■ **Exercise objective**
Go over the data and copy out each line with "name" in it.

Dataset excerpts:
+===+
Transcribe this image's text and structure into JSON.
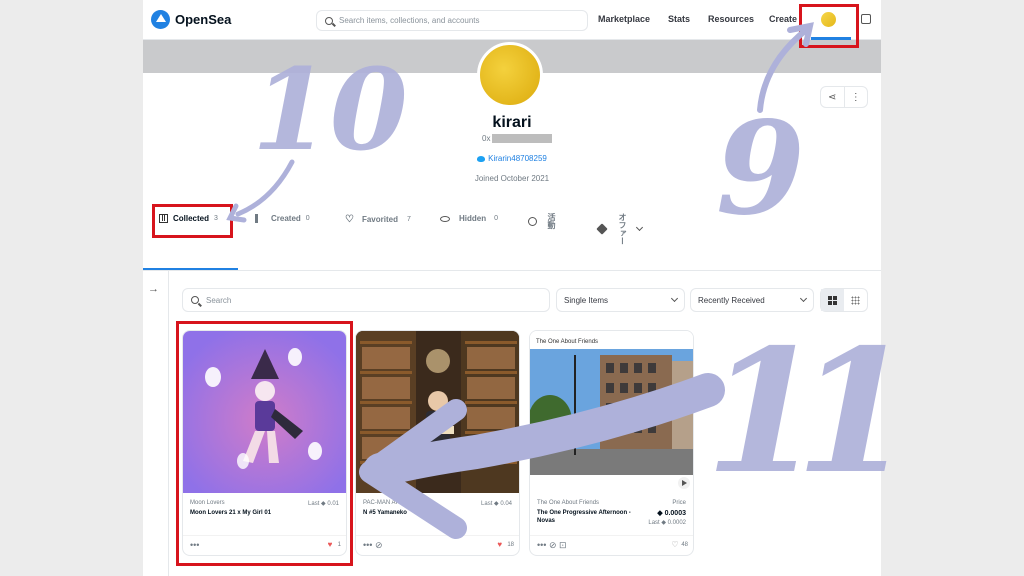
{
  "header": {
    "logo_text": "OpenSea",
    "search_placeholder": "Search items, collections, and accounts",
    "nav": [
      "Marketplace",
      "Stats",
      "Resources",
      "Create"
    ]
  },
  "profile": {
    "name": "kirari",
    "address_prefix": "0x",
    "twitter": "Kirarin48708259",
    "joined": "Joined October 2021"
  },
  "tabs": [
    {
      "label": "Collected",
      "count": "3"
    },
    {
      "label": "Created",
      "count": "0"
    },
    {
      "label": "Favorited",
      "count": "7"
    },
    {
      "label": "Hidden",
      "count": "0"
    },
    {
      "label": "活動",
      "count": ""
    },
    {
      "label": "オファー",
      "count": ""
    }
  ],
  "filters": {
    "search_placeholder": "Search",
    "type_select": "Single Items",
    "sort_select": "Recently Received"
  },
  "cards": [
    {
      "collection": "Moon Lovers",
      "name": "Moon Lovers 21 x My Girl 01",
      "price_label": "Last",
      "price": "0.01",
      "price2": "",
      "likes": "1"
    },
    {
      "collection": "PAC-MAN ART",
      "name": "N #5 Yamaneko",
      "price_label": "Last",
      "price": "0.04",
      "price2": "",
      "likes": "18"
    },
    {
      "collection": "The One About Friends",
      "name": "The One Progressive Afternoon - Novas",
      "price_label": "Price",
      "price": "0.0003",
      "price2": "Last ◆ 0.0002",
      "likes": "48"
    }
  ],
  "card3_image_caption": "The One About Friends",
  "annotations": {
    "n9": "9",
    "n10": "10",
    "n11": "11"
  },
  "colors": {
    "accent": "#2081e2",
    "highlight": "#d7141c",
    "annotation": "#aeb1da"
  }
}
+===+
■ **Answer to the problem**
    "name": "kirari",
      "name": "Moon Lovers 21 x My Girl 01",
      "name": "N #5 Yamaneko",
      "name": "The One Progressive Afternoon - Novas",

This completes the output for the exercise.